╔══

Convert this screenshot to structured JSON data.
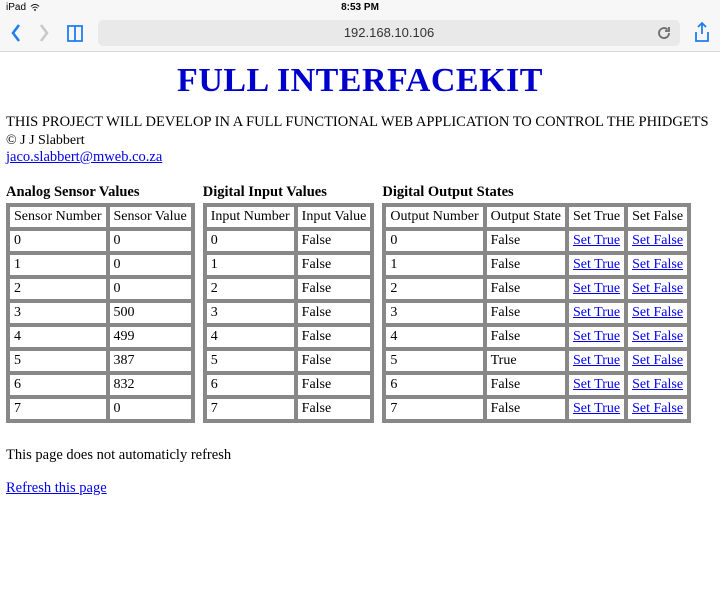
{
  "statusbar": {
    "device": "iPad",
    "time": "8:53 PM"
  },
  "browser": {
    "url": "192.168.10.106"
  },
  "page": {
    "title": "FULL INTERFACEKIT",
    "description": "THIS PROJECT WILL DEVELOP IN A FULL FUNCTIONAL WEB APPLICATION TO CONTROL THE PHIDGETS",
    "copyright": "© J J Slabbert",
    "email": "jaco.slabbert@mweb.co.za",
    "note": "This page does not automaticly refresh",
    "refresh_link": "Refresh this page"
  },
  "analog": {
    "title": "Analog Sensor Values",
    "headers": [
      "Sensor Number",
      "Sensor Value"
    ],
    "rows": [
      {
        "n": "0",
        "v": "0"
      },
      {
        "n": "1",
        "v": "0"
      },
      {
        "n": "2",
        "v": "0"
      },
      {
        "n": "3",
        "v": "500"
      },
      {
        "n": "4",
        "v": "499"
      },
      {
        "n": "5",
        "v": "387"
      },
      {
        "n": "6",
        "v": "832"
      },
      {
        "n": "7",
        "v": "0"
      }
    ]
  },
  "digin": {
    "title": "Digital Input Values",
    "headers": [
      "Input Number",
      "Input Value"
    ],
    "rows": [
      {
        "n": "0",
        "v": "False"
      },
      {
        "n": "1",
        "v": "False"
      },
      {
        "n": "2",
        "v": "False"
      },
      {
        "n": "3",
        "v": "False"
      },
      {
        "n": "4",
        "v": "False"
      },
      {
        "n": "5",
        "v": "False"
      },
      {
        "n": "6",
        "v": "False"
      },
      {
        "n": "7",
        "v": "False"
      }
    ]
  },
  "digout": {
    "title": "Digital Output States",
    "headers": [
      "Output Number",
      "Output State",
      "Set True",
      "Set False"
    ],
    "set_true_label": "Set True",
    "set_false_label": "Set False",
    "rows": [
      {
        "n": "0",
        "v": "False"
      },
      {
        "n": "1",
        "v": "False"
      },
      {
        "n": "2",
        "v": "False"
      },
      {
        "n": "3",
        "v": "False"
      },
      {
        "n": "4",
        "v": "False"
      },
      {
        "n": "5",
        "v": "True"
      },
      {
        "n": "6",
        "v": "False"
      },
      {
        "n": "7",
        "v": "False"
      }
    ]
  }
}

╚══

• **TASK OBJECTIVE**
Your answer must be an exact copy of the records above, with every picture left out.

• **SOLUTION TO THIS EXERCISE**
Convert this screenshot to structured JSON data.
{
  "statusbar": {
    "device": "iPad",
    "time": "8:53 PM"
  },
  "browser": {
    "url": "192.168.10.106"
  },
  "page": {
    "title": "FULL INTERFACEKIT",
    "description": "THIS PROJECT WILL DEVELOP IN A FULL FUNCTIONAL WEB APPLICATION TO CONTROL THE PHIDGETS",
    "copyright": "© J J Slabbert",
    "email": "jaco.slabbert@mweb.co.za",
    "note": "This page does not automaticly refresh",
    "refresh_link": "Refresh this page"
  },
  "analog": {
    "title": "Analog Sensor Values",
    "headers": [
      "Sensor Number",
      "Sensor Value"
    ],
    "rows": [
      {
        "n": "0",
        "v": "0"
      },
      {
        "n": "1",
        "v": "0"
      },
      {
        "n": "2",
        "v": "0"
      },
      {
        "n": "3",
        "v": "500"
      },
      {
        "n": "4",
        "v": "499"
      },
      {
        "n": "5",
        "v": "387"
      },
      {
        "n": "6",
        "v": "832"
      },
      {
        "n": "7",
        "v": "0"
      }
    ]
  },
  "digin": {
    "title": "Digital Input Values",
    "headers": [
      "Input Number",
      "Input Value"
    ],
    "rows": [
      {
        "n": "0",
        "v": "False"
      },
      {
        "n": "1",
        "v": "False"
      },
      {
        "n": "2",
        "v": "False"
      },
      {
        "n": "3",
        "v": "False"
      },
      {
        "n": "4",
        "v": "False"
      },
      {
        "n": "5",
        "v": "False"
      },
      {
        "n": "6",
        "v": "False"
      },
      {
        "n": "7",
        "v": "False"
      }
    ]
  },
  "digout": {
    "title": "Digital Output States",
    "headers": [
      "Output Number",
      "Output State",
      "Set True",
      "Set False"
    ],
    "set_true_label": "Set True",
    "set_false_label": "Set False",
    "rows": [
      {
        "n": "0",
        "v": "False"
      },
      {
        "n": "1",
        "v": "False"
      },
      {
        "n": "2",
        "v": "False"
      },
      {
        "n": "3",
        "v": "False"
      },
      {
        "n": "4",
        "v": "False"
      },
      {
        "n": "5",
        "v": "True"
      },
      {
        "n": "6",
        "v": "False"
      },
      {
        "n": "7",
        "v": "False"
      }
    ]
  }
}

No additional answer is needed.